Yep, using the Qualcomm. Not that many people these days are intimately familiar with Qualcomm. They are one of those pioneer 1980’s companies from the beginning of the Personal Computer era, you now, 8-bit processors and a mindboggling 64Kb of RAM, running CP/M of course and equipped with a proper front panel with switches and lights. Blinkenlights! A proper computer has many switches and many blinkenlights of course.
Not understanding that is racist. So there. No protests, I am entitled to say something “progressive” every now and then too.
From that same era are the mainframes I grew up with. Ah, sweet memories. At least in those days one could put ones coffee mug on the CPU enclosure which was the size of a small truck. And you needed coffee. I mean, these things were slow. As in slooowww. On one side we had a small copper plaque, that read “kick here”. Next to that was another one, that read something fairly close to this:

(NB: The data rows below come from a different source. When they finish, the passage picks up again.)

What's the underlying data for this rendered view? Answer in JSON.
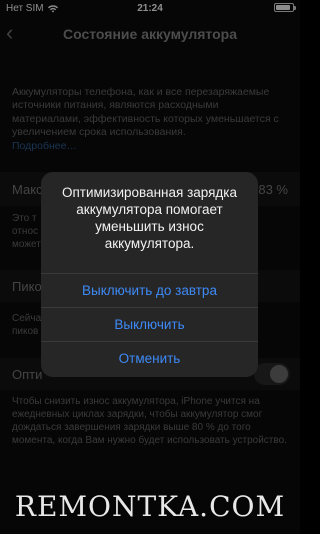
{
  "status": {
    "carrier": "Нет SIM",
    "time": "21:24",
    "battery_level": 0.85
  },
  "nav": {
    "title": "Состояние аккумулятора",
    "back_icon": "chevron-left-icon"
  },
  "intro": {
    "text": "Аккумуляторы телефона, как и все перезаряжаемые источники питания, являются расходными материалами, эффективность которых уменьшается с увеличением срока использования.",
    "more_link": "Подробнее…"
  },
  "capacity": {
    "label": "Макс",
    "value": "83 %",
    "note_line1": "Это т",
    "note_line2": "относ",
    "note_line3": "может"
  },
  "peak": {
    "label": "Пико",
    "note_line1": "Сейча",
    "note_line2": "пиков"
  },
  "optimized": {
    "label": "Опти",
    "enabled": false,
    "footer": "Чтобы снизить износ аккумулятора, iPhone учится на ежедневных циклах зарядки, чтобы аккумулятор смог дождаться завершения зарядки выше 80 % до того момента, когда Вам нужно будет использовать устройство."
  },
  "alert": {
    "message": "Оптимизированная зарядка аккумулятора помогает уменьшить износ аккумулятора.",
    "buttons": [
      "Выключить до завтра",
      "Выключить",
      "Отменить"
    ]
  },
  "watermark": "REMONTKA.COM"
}
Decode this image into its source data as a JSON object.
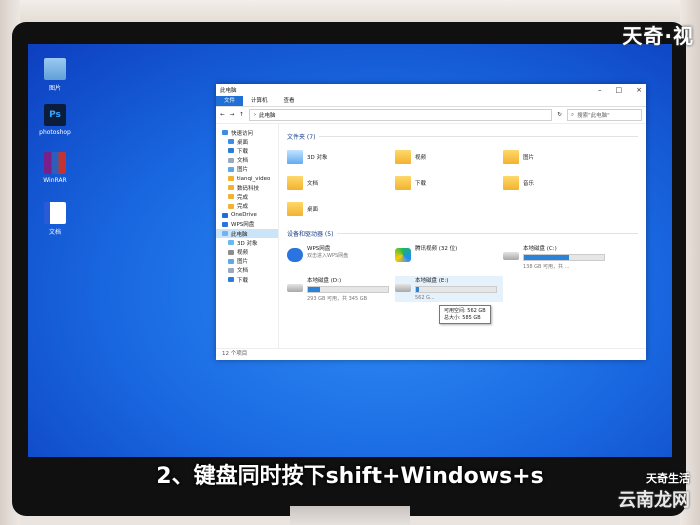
{
  "branding": {
    "top_right": "天奇·视",
    "bottom_right_small": "天奇生活",
    "bottom_right_large": "云南龙网"
  },
  "caption": "2、键盘同时按下shift+Windows+s",
  "desktop_icons": [
    {
      "label": "图片",
      "icon": "computer-icon"
    },
    {
      "label": "photoshop",
      "icon": "photoshop-icon"
    },
    {
      "label": "WinRAR",
      "icon": "winrar-icon"
    },
    {
      "label": "文档",
      "icon": "document-icon"
    }
  ],
  "window": {
    "title": "此电脑",
    "ribbon_tabs": [
      "文件",
      "计算机",
      "查看"
    ],
    "address": "此电脑",
    "search_placeholder": "搜索\"此电脑\"",
    "nav": [
      {
        "label": "快速访问",
        "sub": false
      },
      {
        "label": "桌面",
        "sub": true
      },
      {
        "label": "下载",
        "sub": true
      },
      {
        "label": "文档",
        "sub": true
      },
      {
        "label": "图片",
        "sub": true
      },
      {
        "label": "tianqi_video",
        "sub": true
      },
      {
        "label": "数码科技",
        "sub": true
      },
      {
        "label": "完成",
        "sub": true
      },
      {
        "label": "完成",
        "sub": true
      },
      {
        "label": "OneDrive",
        "sub": false
      },
      {
        "label": "WPS网盘",
        "sub": false
      },
      {
        "label": "此电脑",
        "sub": false
      },
      {
        "label": "3D 对象",
        "sub": true
      },
      {
        "label": "视频",
        "sub": true
      },
      {
        "label": "图片",
        "sub": true
      },
      {
        "label": "文档",
        "sub": true
      },
      {
        "label": "下载",
        "sub": true
      }
    ],
    "folders_header": "文件夹 (7)",
    "folders": [
      "3D 对象",
      "视频",
      "图片",
      "文档",
      "下载",
      "音乐",
      "桌面"
    ],
    "drives_header": "设备和驱动器 (5)",
    "drives": [
      {
        "name": "WPS网盘",
        "sub": "双击进入WPS网盘",
        "icon": "cloud-icon"
      },
      {
        "name": "腾讯视频 (32 位)",
        "sub": "",
        "icon": "tencent-video-icon"
      },
      {
        "name": "本地磁盘 (C:)",
        "sub": "138 GB 可用，共 ...",
        "usage": 0.56,
        "icon": "hdd-icon"
      },
      {
        "name": "本地磁盘 (D:)",
        "sub": "293 GB 可用，共 345 GB",
        "usage": 0.15,
        "icon": "hdd-icon"
      },
      {
        "name": "本地磁盘 (E:)",
        "sub": "562 G...",
        "usage": 0.04,
        "icon": "hdd-icon"
      }
    ],
    "tooltip": {
      "line1": "可用空间: 562 GB",
      "line2": "总大小: 585 GB"
    },
    "status": "12 个项目"
  }
}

ALLES TURISTEN UND NONTEKNISCHEN LOOKENPEEPERS!
DAS KOMPUTERMASCHINE IST NICHT FÜR DER GEFINGERPOKEN UND MITTENGRABEN! ODERWISE IST EASY TO SCHNAPPEN DER SPRINGENWERK, BLOWENFUSEN UND POPPENCORKEN MIT SPITZENSPARKEN.
IST NICHT FÜR GEWERKEN BEI DUMMKOPFEN. DER RUBBERNECKEN SIGHTSEEREN KEEPEN DAS COTTONPICKEN HÄNDER IN DAS POCKETS MUSS.

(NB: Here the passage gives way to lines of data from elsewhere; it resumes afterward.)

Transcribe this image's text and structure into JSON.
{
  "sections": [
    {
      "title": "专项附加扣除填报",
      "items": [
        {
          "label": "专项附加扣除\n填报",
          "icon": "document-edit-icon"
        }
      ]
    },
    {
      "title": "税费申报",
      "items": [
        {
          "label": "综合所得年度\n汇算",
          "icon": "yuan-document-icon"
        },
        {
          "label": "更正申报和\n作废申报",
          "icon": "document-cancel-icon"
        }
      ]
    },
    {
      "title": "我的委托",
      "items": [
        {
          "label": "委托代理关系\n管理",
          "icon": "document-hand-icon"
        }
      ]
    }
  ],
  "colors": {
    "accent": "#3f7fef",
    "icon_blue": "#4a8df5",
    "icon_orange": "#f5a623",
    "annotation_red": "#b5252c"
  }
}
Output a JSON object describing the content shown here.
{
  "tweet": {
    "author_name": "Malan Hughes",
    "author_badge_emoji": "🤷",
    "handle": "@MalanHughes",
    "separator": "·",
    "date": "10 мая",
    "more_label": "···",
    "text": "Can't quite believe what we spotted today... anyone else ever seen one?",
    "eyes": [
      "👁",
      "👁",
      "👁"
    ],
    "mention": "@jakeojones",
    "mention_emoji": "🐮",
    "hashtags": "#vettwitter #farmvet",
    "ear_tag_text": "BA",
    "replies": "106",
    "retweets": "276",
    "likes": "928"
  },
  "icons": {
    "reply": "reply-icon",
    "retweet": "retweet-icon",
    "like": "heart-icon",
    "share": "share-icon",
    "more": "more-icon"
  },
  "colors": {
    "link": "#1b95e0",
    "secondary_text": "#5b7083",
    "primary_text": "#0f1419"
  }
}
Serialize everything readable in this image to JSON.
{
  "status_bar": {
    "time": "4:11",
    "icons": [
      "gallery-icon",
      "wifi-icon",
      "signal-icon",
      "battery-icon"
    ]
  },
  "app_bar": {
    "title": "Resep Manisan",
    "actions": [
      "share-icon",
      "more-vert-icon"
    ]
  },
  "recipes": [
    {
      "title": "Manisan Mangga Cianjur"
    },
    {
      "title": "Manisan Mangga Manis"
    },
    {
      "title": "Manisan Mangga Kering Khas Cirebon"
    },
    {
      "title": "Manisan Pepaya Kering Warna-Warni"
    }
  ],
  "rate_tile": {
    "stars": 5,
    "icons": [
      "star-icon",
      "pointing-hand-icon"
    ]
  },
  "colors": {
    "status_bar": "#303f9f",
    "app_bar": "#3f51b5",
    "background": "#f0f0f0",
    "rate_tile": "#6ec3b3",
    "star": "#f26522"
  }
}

ALLZO RELAXEN UND HAPPI WATSCHEN DER BLINKENLICHTEN.”
And that’s what they did. Watschen der Blinkenlichten. Yep. Those were the days.
Anyway. I digress. What does this idiotic story from your disastrous past have to do with an impossible word like schützengrabenvernichtungspanzerkraftwagen, you might ask. Well a lot. As that was my password for access to the acoustic modem that connected the mainframe to other systems. With an incredible 110 baud the data was thundering to its destination. So now you know one of my old passwords. Fear not, I am not using it anymore. It wasn’t that practical after all.

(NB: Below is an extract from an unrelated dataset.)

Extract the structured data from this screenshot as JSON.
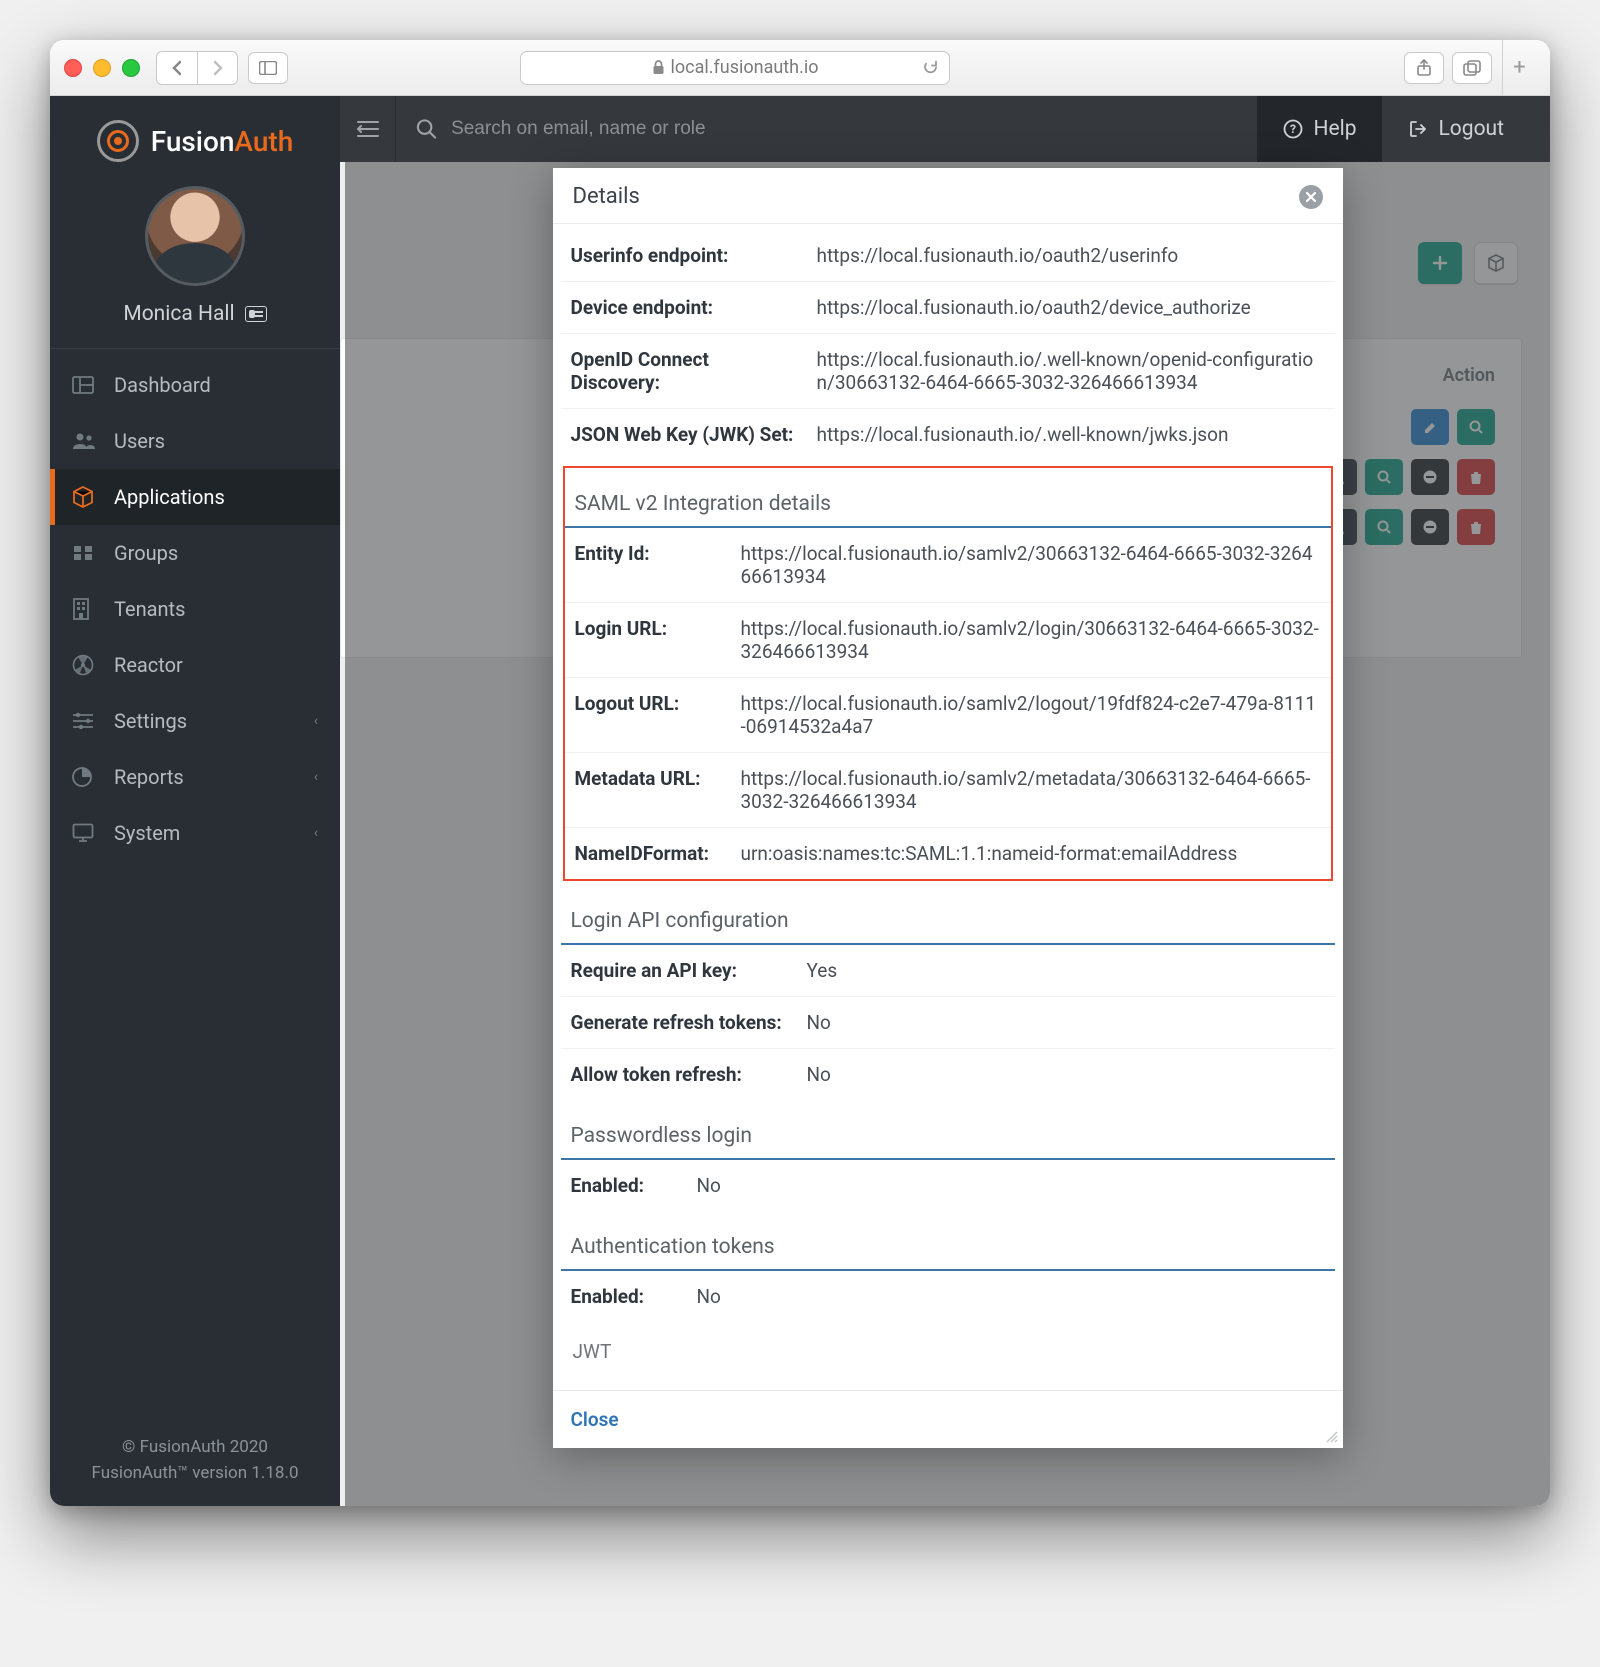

Anyway. I digress again. That old steam-and-coal powered acoustic modem was a Qualcomm modem.
Qualcomm has come a long way of course since those days. And, surprisingly, they have a lot to do with energy and energy transfer technology these days. Wireless, that is. Robert Llewellyn, more or less of “Fully Charged” fame made a nice episode about it on YouTube, that I didn’t want you guys to miss.
A nice episode here where Qualcomm wireless power transfer technology is showcased using a normal Renault personenkraftwagen. (a motor car, in other words). Sorry, I’m in one of those moods and couldn’t resist.